RECORDS TO PROCESS →
----------
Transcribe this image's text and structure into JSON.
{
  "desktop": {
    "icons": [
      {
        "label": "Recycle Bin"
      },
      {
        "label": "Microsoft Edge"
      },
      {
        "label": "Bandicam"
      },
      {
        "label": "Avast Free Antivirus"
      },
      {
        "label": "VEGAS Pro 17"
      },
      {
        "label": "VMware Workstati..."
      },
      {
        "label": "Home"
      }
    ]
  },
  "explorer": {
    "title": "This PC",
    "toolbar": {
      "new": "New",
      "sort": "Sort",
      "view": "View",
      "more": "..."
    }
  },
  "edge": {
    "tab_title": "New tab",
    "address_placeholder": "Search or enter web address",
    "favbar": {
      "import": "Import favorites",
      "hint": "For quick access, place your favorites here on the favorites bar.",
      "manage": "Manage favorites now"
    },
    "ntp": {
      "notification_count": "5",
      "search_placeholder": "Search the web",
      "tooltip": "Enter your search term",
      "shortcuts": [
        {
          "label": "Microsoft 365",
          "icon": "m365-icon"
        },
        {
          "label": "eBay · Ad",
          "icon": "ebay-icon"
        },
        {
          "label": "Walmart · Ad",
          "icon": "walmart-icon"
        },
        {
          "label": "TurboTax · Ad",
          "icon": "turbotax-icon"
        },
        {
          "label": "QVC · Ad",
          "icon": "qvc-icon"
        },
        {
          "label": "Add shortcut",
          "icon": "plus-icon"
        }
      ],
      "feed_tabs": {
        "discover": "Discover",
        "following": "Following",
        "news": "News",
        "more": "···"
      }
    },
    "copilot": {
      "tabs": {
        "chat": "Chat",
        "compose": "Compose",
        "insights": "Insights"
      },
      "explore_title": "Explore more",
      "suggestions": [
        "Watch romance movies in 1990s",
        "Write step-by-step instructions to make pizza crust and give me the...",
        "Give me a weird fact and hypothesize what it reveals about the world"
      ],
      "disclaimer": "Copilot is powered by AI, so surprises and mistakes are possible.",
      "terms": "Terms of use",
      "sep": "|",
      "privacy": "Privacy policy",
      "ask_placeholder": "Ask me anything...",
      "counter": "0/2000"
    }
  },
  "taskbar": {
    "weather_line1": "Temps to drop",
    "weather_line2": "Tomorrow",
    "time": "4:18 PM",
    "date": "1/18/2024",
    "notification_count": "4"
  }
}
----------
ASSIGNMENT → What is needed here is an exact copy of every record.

ANSWER →
Transcribe this image's text and structure into JSON.
{
  "desktop": {
    "icons": [
      {
        "label": "Recycle Bin"
      },
      {
        "label": "Microsoft Edge"
      },
      {
        "label": "Bandicam"
      },
      {
        "label": "Avast Free Antivirus"
      },
      {
        "label": "VEGAS Pro 17"
      },
      {
        "label": "VMware Workstati..."
      },
      {
        "label": "Home"
      }
    ]
  },
  "explorer": {
    "title": "This PC",
    "toolbar": {
      "new": "New",
      "sort": "Sort",
      "view": "View",
      "more": "..."
    }
  },
  "edge": {
    "tab_title": "New tab",
    "address_placeholder": "Search or enter web address",
    "favbar": {
      "import": "Import favorites",
      "hint": "For quick access, place your favorites here on the favorites bar.",
      "manage": "Manage favorites now"
    },
    "ntp": {
      "notification_count": "5",
      "search_placeholder": "Search the web",
      "tooltip": "Enter your search term",
      "shortcuts": [
        {
          "label": "Microsoft 365",
          "icon": "m365-icon"
        },
        {
          "label": "eBay · Ad",
          "icon": "ebay-icon"
        },
        {
          "label": "Walmart · Ad",
          "icon": "walmart-icon"
        },
        {
          "label": "TurboTax · Ad",
          "icon": "turbotax-icon"
        },
        {
          "label": "QVC · Ad",
          "icon": "qvc-icon"
        },
        {
          "label": "Add shortcut",
          "icon": "plus-icon"
        }
      ],
      "feed_tabs": {
        "discover": "Discover",
        "following": "Following",
        "news": "News",
        "more": "···"
      }
    },
    "copilot": {
      "tabs": {
        "chat": "Chat",
        "compose": "Compose",
        "insights": "Insights"
      },
      "explore_title": "Explore more",
      "suggestions": [
        "Watch romance movies in 1990s",
        "Write step-by-step instructions to make pizza crust and give me the...",
        "Give me a weird fact and hypothesize what it reveals about the world"
      ],
      "disclaimer": "Copilot is powered by AI, so surprises and mistakes are possible.",
      "terms": "Terms of use",
      "sep": "|",
      "privacy": "Privacy policy",
      "ask_placeholder": "Ask me anything...",
      "counter": "0/2000"
    }
  },
  "taskbar": {
    "weather_line1": "Temps to drop",
    "weather_line2": "Tomorrow",
    "time": "4:18 PM",
    "date": "1/18/2024",
    "notification_count": "4"
  }
}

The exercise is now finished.